*PROVIDED DATA*.
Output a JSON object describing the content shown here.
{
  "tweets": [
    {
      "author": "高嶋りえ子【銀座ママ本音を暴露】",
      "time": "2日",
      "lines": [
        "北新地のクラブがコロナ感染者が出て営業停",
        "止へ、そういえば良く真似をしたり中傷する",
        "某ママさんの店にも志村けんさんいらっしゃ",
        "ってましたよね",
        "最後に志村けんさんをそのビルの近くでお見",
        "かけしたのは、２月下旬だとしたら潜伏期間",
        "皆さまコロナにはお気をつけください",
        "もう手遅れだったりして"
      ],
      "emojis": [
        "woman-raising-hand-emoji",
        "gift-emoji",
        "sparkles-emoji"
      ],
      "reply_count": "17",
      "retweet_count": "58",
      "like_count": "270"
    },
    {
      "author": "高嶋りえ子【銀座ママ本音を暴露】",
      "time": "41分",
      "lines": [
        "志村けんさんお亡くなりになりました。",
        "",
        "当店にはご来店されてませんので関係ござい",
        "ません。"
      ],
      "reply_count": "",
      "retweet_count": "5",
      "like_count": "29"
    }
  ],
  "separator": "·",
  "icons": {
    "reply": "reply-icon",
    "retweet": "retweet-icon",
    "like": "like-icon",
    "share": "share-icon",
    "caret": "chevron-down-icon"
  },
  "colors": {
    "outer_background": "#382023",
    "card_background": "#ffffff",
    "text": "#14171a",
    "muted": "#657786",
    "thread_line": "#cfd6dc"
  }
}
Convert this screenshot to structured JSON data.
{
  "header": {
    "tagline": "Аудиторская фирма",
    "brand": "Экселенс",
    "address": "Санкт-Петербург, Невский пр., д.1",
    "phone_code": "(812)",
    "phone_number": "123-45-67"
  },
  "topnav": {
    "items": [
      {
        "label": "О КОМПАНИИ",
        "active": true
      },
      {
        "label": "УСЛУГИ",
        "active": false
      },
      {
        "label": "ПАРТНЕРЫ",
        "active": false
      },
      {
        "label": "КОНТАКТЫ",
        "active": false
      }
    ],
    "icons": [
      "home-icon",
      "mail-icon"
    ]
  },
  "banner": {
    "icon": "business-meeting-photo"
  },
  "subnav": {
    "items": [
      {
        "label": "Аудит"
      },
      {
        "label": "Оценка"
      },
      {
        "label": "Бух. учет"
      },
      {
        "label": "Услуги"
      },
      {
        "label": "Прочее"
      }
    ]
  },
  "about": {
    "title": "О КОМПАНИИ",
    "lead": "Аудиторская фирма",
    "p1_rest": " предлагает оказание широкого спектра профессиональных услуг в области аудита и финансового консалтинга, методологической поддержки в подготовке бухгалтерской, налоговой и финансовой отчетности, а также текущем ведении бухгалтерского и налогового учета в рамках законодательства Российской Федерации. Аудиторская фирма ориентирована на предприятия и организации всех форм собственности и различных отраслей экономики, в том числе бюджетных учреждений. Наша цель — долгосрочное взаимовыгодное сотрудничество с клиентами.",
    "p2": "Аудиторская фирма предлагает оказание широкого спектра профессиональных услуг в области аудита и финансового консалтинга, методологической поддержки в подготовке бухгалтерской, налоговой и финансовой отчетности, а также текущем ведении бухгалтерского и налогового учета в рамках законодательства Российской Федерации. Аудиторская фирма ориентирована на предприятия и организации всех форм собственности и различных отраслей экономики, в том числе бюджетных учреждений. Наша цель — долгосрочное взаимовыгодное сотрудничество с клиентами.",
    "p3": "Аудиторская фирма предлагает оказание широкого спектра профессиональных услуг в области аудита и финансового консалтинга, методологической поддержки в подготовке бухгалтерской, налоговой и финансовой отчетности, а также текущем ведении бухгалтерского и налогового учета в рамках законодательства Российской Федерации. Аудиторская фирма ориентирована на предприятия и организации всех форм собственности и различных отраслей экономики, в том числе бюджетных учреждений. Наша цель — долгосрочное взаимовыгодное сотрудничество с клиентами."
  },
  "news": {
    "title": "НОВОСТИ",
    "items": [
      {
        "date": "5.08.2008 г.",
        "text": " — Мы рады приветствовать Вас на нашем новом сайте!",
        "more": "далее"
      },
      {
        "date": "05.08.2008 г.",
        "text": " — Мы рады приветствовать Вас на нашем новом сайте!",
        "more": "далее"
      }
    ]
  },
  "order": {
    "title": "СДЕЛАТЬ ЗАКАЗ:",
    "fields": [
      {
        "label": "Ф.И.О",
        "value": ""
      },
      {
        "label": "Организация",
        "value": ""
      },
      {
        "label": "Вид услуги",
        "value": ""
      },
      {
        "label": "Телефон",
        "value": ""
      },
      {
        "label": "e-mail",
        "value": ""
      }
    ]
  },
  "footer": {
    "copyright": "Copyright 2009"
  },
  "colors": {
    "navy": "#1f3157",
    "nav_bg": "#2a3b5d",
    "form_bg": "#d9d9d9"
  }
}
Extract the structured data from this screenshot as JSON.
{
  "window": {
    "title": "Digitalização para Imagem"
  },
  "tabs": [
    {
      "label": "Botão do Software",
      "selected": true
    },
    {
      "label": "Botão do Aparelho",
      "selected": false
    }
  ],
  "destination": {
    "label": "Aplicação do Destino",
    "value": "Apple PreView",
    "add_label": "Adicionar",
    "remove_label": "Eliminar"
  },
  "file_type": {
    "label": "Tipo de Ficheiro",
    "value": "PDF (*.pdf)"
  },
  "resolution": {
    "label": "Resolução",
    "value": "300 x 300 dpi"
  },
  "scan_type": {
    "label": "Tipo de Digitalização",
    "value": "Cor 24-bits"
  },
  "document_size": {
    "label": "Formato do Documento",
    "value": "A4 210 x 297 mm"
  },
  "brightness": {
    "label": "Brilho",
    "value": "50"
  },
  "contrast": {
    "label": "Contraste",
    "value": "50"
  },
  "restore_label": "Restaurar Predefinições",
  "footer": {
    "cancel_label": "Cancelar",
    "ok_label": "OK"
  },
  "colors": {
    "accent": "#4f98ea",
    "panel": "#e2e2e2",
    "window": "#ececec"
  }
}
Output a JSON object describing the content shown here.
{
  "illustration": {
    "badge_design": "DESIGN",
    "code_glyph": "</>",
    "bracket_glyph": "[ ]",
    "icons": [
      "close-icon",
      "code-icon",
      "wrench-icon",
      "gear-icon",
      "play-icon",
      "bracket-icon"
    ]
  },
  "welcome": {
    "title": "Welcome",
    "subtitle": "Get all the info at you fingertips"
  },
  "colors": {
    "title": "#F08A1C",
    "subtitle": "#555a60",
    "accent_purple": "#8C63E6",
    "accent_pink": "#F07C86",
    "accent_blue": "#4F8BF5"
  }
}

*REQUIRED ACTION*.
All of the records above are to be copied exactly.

*RESULT OF THIS TASK*.
Output a JSON object describing the content shown here.
{
  "tweets": [
    {
      "author": "高嶋りえ子【銀座ママ本音を暴露】",
      "time": "2日",
      "lines": [
        "北新地のクラブがコロナ感染者が出て営業停",
        "止へ、そういえば良く真似をしたり中傷する",
        "某ママさんの店にも志村けんさんいらっしゃ",
        "ってましたよね",
        "最後に志村けんさんをそのビルの近くでお見",
        "かけしたのは、２月下旬だとしたら潜伏期間",
        "皆さまコロナにはお気をつけください",
        "もう手遅れだったりして"
      ],
      "emojis": [
        "woman-raising-hand-emoji",
        "gift-emoji",
        "sparkles-emoji"
      ],
      "reply_count": "17",
      "retweet_count": "58",
      "like_count": "270"
    },
    {
      "author": "高嶋りえ子【銀座ママ本音を暴露】",
      "time": "41分",
      "lines": [
        "志村けんさんお亡くなりになりました。",
        "",
        "当店にはご来店されてませんので関係ござい",
        "ません。"
      ],
      "reply_count": "",
      "retweet_count": "5",
      "like_count": "29"
    }
  ],
  "separator": "·",
  "icons": {
    "reply": "reply-icon",
    "retweet": "retweet-icon",
    "like": "like-icon",
    "share": "share-icon",
    "caret": "chevron-down-icon"
  },
  "colors": {
    "outer_background": "#382023",
    "card_background": "#ffffff",
    "text": "#14171a",
    "muted": "#657786",
    "thread_line": "#cfd6dc"
  }
}
Convert this screenshot to structured JSON data.
{
  "header": {
    "tagline": "Аудиторская фирма",
    "brand": "Экселенс",
    "address": "Санкт-Петербург, Невский пр., д.1",
    "phone_code": "(812)",
    "phone_number": "123-45-67"
  },
  "topnav": {
    "items": [
      {
        "label": "О КОМПАНИИ",
        "active": true
      },
      {
        "label": "УСЛУГИ",
        "active": false
      },
      {
        "label": "ПАРТНЕРЫ",
        "active": false
      },
      {
        "label": "КОНТАКТЫ",
        "active": false
      }
    ],
    "icons": [
      "home-icon",
      "mail-icon"
    ]
  },
  "banner": {
    "icon": "business-meeting-photo"
  },
  "subnav": {
    "items": [
      {
        "label": "Аудит"
      },
      {
        "label": "Оценка"
      },
      {
        "label": "Бух. учет"
      },
      {
        "label": "Услуги"
      },
      {
        "label": "Прочее"
      }
    ]
  },
  "about": {
    "title": "О КОМПАНИИ",
    "lead": "Аудиторская фирма",
    "p1_rest": " предлагает оказание широкого спектра профессиональных услуг в области аудита и финансового консалтинга, методологической поддержки в подготовке бухгалтерской, налоговой и финансовой отчетности, а также текущем ведении бухгалтерского и налогового учета в рамках законодательства Российской Федерации. Аудиторская фирма ориентирована на предприятия и организации всех форм собственности и различных отраслей экономики, в том числе бюджетных учреждений. Наша цель — долгосрочное взаимовыгодное сотрудничество с клиентами.",
    "p2": "Аудиторская фирма предлагает оказание широкого спектра профессиональных услуг в области аудита и финансового консалтинга, методологической поддержки в подготовке бухгалтерской, налоговой и финансовой отчетности, а также текущем ведении бухгалтерского и налогового учета в рамках законодательства Российской Федерации. Аудиторская фирма ориентирована на предприятия и организации всех форм собственности и различных отраслей экономики, в том числе бюджетных учреждений. Наша цель — долгосрочное взаимовыгодное сотрудничество с клиентами.",
    "p3": "Аудиторская фирма предлагает оказание широкого спектра профессиональных услуг в области аудита и финансового консалтинга, методологической поддержки в подготовке бухгалтерской, налоговой и финансовой отчетности, а также текущем ведении бухгалтерского и налогового учета в рамках законодательства Российской Федерации. Аудиторская фирма ориентирована на предприятия и организации всех форм собственности и различных отраслей экономики, в том числе бюджетных учреждений. Наша цель — долгосрочное взаимовыгодное сотрудничество с клиентами."
  },
  "news": {
    "title": "НОВОСТИ",
    "items": [
      {
        "date": "5.08.2008 г.",
        "text": " — Мы рады приветствовать Вас на нашем новом сайте!",
        "more": "далее"
      },
      {
        "date": "05.08.2008 г.",
        "text": " — Мы рады приветствовать Вас на нашем новом сайте!",
        "more": "далее"
      }
    ]
  },
  "order": {
    "title": "СДЕЛАТЬ ЗАКАЗ:",
    "fields": [
      {
        "label": "Ф.И.О",
        "value": ""
      },
      {
        "label": "Организация",
        "value": ""
      },
      {
        "label": "Вид услуги",
        "value": ""
      },
      {
        "label": "Телефон",
        "value": ""
      },
      {
        "label": "e-mail",
        "value": ""
      }
    ]
  },
  "footer": {
    "copyright": "Copyright 2009"
  },
  "colors": {
    "navy": "#1f3157",
    "nav_bg": "#2a3b5d",
    "form_bg": "#d9d9d9"
  }
}
Extract the structured data from this screenshot as JSON.
{
  "window": {
    "title": "Digitalização para Imagem"
  },
  "tabs": [
    {
      "label": "Botão do Software",
      "selected": true
    },
    {
      "label": "Botão do Aparelho",
      "selected": false
    }
  ],
  "destination": {
    "label": "Aplicação do Destino",
    "value": "Apple PreView",
    "add_label": "Adicionar",
    "remove_label": "Eliminar"
  },
  "file_type": {
    "label": "Tipo de Ficheiro",
    "value": "PDF (*.pdf)"
  },
  "resolution": {
    "label": "Resolução",
    "value": "300 x 300 dpi"
  },
  "scan_type": {
    "label": "Tipo de Digitalização",
    "value": "Cor 24-bits"
  },
  "document_size": {
    "label": "Formato do Documento",
    "value": "A4 210 x 297 mm"
  },
  "brightness": {
    "label": "Brilho",
    "value": "50"
  },
  "contrast": {
    "label": "Contraste",
    "value": "50"
  },
  "restore_label": "Restaurar Predefinições",
  "footer": {
    "cancel_label": "Cancelar",
    "ok_label": "OK"
  },
  "colors": {
    "accent": "#4f98ea",
    "panel": "#e2e2e2",
    "window": "#ececec"
  }
}
Output a JSON object describing the content shown here.
{
  "illustration": {
    "badge_design": "DESIGN",
    "code_glyph": "</>",
    "bracket_glyph": "[ ]",
    "icons": [
      "close-icon",
      "code-icon",
      "wrench-icon",
      "gear-icon",
      "play-icon",
      "bracket-icon"
    ]
  },
  "welcome": {
    "title": "Welcome",
    "subtitle": "Get all the info at you fingertips"
  },
  "colors": {
    "title": "#F08A1C",
    "subtitle": "#555a60",
    "accent_purple": "#8C63E6",
    "accent_pink": "#F07C86",
    "accent_blue": "#4F8BF5"
  }
}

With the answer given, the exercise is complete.